I was sure no one was going to pipe in and I was going to be stuck with that always awkward lingering silence that comes right after you spell your guts in therapy. (I hate that) But to my surprise someone spoke up, an older woman in the group early 50’s would be my guess. She started by saying “Now, forgive me but I’m going to cry because I always cry when something is important to me, but when you said that ..”
She looked over at me and wiped a tear. “When you said that it reminded me of those Facebook memory posts that pop up now, well a picture popped up on my timeline the other day a picture of me when I looked much different from what I do now, I was in the deepest darkest part of my eating disorder and it dawned on me, I will never be that person again and I need to accept that and mourn her and move on. I had no life all I lived for was to change my body, everyday obsessive with my exercise, my food all over my waking thoughts went into this. When I saw that photo of me I realized I don’t ever want to go back to being her again. I need to accept who I am and let go of trying to obtain a perfect body, It will never be perfect to me if I can’t ever accept it for what it is in this present moment.”
I couldn’t help but to shed a tear out of compassion and understand for knowing and feeling exactly what she was telling me. She was so right.

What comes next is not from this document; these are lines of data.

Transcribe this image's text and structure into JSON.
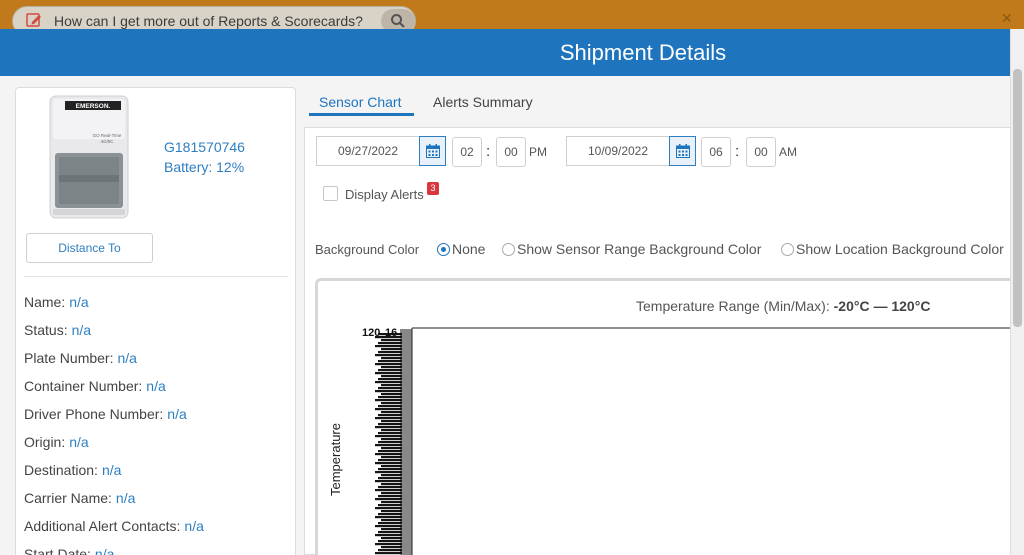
{
  "helpbar": {
    "placeholder": "How can I get more out of Reports & Scorecards?",
    "close_glyph": "✕"
  },
  "modal": {
    "title": "Shipment Details"
  },
  "device": {
    "brand": "EMERSON.",
    "model_line1": "GO Real-Time",
    "model_line2": "4G/5C",
    "id": "G181570746",
    "battery": "Battery: 12%",
    "distance_button": "Distance To"
  },
  "info": [
    {
      "label": "Name:",
      "value": "n/a"
    },
    {
      "label": "Status:",
      "value": "n/a"
    },
    {
      "label": "Plate Number:",
      "value": "n/a"
    },
    {
      "label": "Container Number:",
      "value": "n/a"
    },
    {
      "label": "Driver Phone Number:",
      "value": "n/a"
    },
    {
      "label": "Origin:",
      "value": "n/a"
    },
    {
      "label": "Destination:",
      "value": "n/a"
    },
    {
      "label": "Carrier Name:",
      "value": "n/a"
    },
    {
      "label": "Additional Alert Contacts:",
      "value": "n/a"
    },
    {
      "label": "Start Date:",
      "value": "n/a"
    }
  ],
  "tabs": {
    "sensor": "Sensor Chart",
    "alerts": "Alerts Summary"
  },
  "range": {
    "start_date": "09/27/2022",
    "start_hour": "02",
    "start_min": "00",
    "start_ampm": "PM",
    "end_date": "10/09/2022",
    "end_hour": "06",
    "end_min": "00",
    "end_ampm": "AM",
    "colon": ":"
  },
  "alerts": {
    "label": "Display Alerts",
    "count": "3"
  },
  "background": {
    "label": "Background Color",
    "options": [
      "None",
      "Show Sensor Range Background Color",
      "Show Location Background Color"
    ],
    "selected": "None"
  },
  "chart": {
    "title_prefix": "Temperature Range (Min/Max): ",
    "title_value": "-20°C — 120°C",
    "ylabel": "Temperature",
    "top_tick": "120",
    "top_tick_b": "16"
  },
  "colors": {
    "accent": "#1f75bd",
    "helpbar": "#c07a1c",
    "badge": "#d9363e"
  },
  "icons": [
    "edit-icon",
    "search-icon",
    "close-icon",
    "calendar-icon"
  ]
}
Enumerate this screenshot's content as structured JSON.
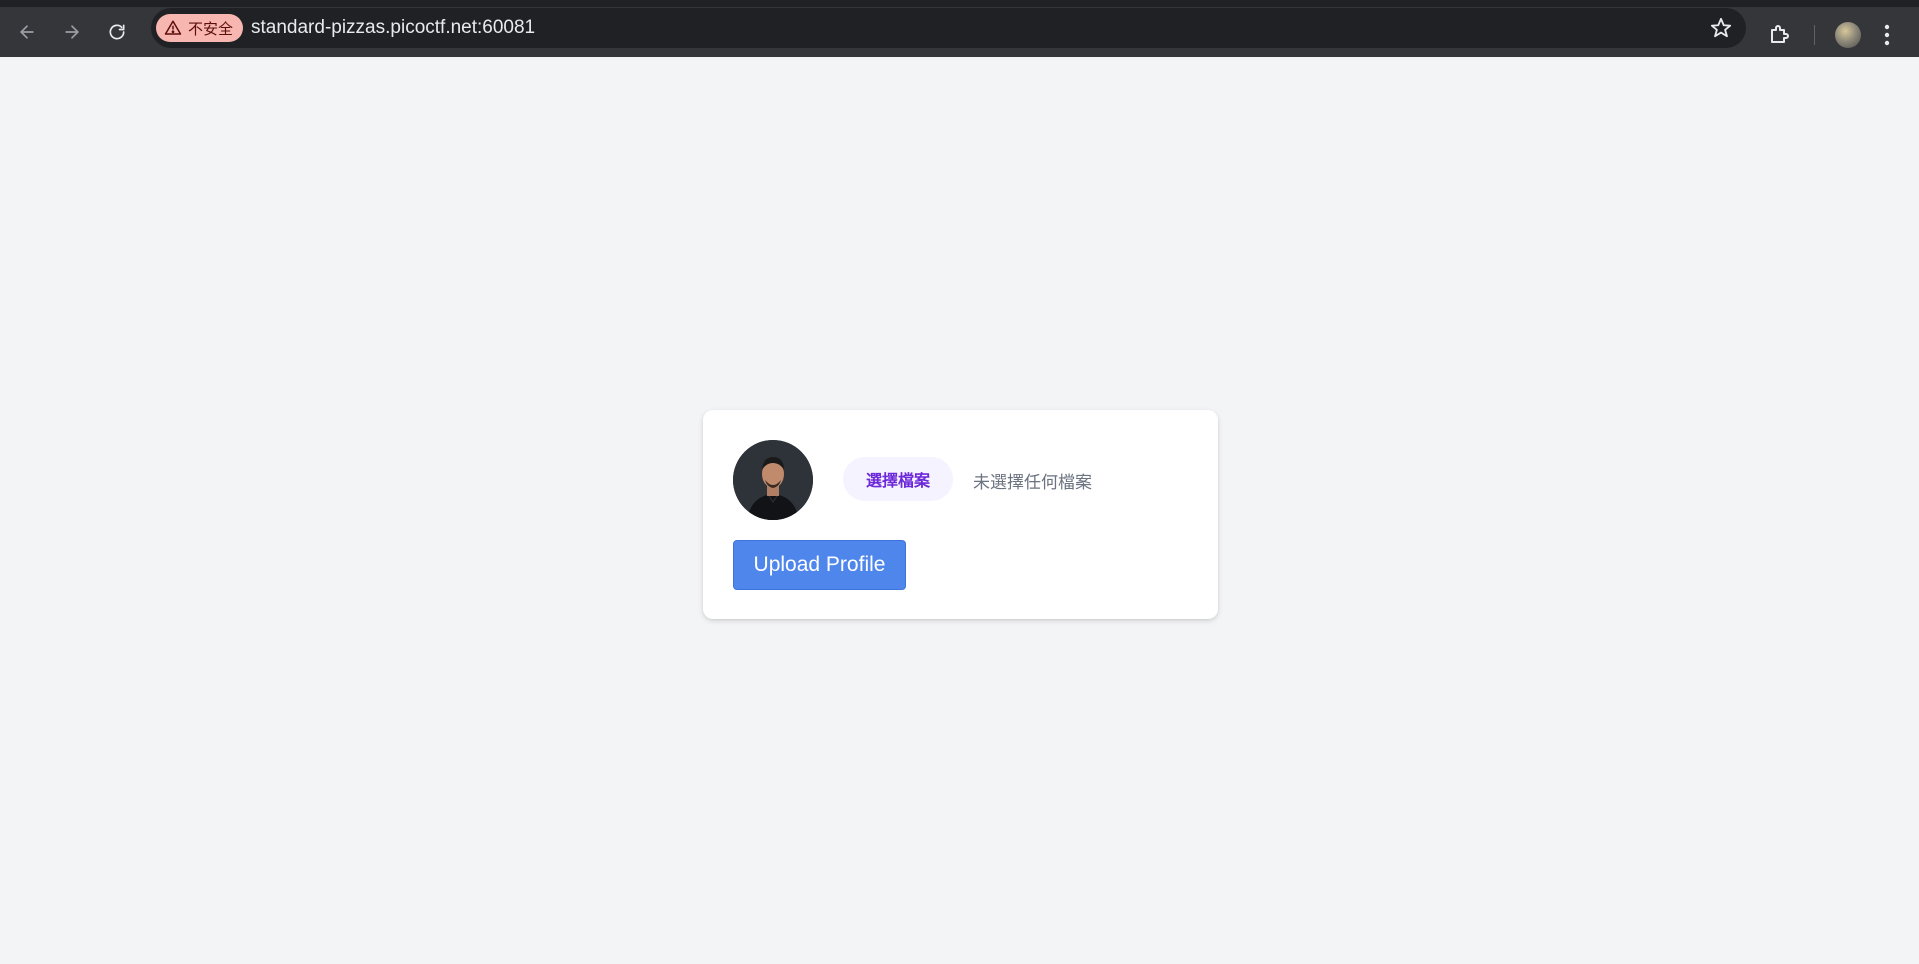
{
  "browser": {
    "security_label": "不安全",
    "url": "standard-pizzas.picoctf.net:60081",
    "icons": {
      "back": "back-arrow-icon",
      "forward": "forward-arrow-icon",
      "reload": "reload-icon",
      "warning": "warning-triangle-icon",
      "bookmark": "star-icon",
      "extensions": "puzzle-icon",
      "profile": "avatar",
      "menu": "kebab-menu-icon"
    }
  },
  "upload_form": {
    "choose_file_label": "選擇檔案",
    "no_file_text": "未選擇任何檔案",
    "upload_button_label": "Upload Profile"
  },
  "colors": {
    "page_bg": "#f3f4f6",
    "file_button_text": "#6d28d9",
    "file_button_bg": "#f5f3ff",
    "upload_button_bg": "#4f86ec",
    "security_chip_bg": "#f8b6b0"
  }
}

We have to let go of the past, hanging on to it only hurts us. We have to be present in the present and accepting of who we are now. Not who we were then. Taking note that our bodies are ever-changing, we can’t hold on to an ideal of how we want our bodies to stay because that is unrealistic. We aren’t made of plastic, our bodies develop different bumps, bruises, scratches scars along the way.
It occurred to me that we don’t ever reach the nirvana of fully accepting ourselves either, It’s not like we put in our time and eventually we are rewarded indefinitely . It’s never-ending work, every day, every week, every year …..Every Age. Because we are always changing and so are our bodies.